Action item —
Where a line contains the word "ZeroByte", copy that line from the records below.

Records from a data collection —
┏━━

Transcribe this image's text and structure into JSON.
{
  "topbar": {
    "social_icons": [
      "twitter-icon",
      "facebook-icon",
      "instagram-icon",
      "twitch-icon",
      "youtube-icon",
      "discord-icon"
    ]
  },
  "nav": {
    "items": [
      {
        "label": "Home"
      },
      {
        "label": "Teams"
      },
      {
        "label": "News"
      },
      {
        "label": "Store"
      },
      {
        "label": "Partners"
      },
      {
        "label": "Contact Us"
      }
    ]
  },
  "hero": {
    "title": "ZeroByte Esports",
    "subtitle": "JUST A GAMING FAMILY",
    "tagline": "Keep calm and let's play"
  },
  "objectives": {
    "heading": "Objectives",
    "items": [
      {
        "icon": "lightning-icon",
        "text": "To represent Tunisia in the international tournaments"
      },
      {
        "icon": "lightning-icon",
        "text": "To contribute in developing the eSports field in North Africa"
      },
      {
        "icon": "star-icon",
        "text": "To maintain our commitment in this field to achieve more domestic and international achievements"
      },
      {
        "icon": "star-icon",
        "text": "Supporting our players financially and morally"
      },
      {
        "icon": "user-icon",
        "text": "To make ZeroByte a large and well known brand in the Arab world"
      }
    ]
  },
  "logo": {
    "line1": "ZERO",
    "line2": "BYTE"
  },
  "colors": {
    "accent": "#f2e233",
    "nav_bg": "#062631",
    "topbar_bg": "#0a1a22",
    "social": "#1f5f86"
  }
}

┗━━

Expected output —
    "title": "ZeroByte Esports",
        "text": "To make ZeroByte a large and well known brand in the Arab world"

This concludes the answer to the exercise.